Cite as: http://hdl.handle.net/11858/00-001M-0000-002A-2403-A
Accumulating evidence shows that several cell types have the capacity to secrete membrane proteins by incorporating them into exosomes, which are small lipid vesicles derived from the intralumenal membranes of multivesicular bodies (MVBs) of the endocytic pathway. Exosomes are expelled in the extracellular space upon fusion of the MVB with the plasma membrane. Exosomal release is a way of secreting membrane proteins meant to be discarded, or to be passed on to other cells. Here, we demonstrate, using primary cortical cultures, that neurones and astrocytes can secrete exosomes. We find that exosomes released by cortical neurones contain the L1 cell adhesion molecule, the GPI-anchored prion protein, and the GluR2/3 but not the NR1 subunits of glutamate receptors.
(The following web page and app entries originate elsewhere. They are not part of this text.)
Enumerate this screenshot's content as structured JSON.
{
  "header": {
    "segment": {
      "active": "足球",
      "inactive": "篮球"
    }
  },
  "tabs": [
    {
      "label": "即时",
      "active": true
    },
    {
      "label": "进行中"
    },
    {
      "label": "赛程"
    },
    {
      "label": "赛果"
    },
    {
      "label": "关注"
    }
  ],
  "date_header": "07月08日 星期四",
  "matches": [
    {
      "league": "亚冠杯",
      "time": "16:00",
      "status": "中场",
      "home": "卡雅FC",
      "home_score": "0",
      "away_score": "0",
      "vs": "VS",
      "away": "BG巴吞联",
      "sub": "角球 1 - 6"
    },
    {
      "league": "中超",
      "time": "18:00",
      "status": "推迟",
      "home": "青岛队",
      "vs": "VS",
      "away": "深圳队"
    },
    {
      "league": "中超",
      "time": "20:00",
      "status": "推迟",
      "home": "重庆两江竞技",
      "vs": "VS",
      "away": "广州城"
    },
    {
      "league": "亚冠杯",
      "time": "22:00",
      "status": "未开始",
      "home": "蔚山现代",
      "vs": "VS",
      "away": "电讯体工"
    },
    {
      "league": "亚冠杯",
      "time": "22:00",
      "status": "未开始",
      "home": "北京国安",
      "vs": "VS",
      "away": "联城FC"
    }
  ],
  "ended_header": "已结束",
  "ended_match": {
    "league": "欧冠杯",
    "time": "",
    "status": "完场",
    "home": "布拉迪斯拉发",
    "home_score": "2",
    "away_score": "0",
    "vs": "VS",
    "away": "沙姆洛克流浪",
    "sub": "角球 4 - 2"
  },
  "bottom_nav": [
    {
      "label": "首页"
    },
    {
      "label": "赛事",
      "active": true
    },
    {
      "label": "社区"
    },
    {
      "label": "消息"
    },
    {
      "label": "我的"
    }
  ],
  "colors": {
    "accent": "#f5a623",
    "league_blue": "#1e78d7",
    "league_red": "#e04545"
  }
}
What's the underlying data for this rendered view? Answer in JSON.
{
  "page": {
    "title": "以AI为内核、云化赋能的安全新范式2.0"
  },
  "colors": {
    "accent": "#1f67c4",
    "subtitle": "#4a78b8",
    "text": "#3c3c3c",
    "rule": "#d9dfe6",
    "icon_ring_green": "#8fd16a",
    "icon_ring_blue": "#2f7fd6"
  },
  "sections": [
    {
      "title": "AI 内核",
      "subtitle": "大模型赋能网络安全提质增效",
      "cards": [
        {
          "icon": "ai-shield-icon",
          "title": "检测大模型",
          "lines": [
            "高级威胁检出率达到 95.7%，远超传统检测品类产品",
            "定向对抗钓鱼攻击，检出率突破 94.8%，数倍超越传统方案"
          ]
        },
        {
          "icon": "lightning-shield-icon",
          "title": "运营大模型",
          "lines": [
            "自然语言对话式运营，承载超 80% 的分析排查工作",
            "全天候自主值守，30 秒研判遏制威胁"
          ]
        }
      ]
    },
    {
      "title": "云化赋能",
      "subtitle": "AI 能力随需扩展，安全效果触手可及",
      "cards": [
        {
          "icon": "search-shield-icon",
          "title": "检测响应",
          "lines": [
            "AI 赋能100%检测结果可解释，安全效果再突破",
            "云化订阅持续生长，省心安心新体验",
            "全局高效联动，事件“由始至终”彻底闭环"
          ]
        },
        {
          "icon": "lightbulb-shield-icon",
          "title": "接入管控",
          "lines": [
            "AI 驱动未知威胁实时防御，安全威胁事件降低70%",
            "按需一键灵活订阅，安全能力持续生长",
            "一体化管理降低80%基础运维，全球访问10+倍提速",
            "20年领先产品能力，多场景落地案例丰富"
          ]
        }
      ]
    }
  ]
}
We also show that exosomal release is regulated by depolarisation. Our observation suggests that exosomes may have a regulatory function at synapses and could also allow intercellular exchange of membrane proteins within the brain. (c) 2005 Elsevier Inc. All rights reserved.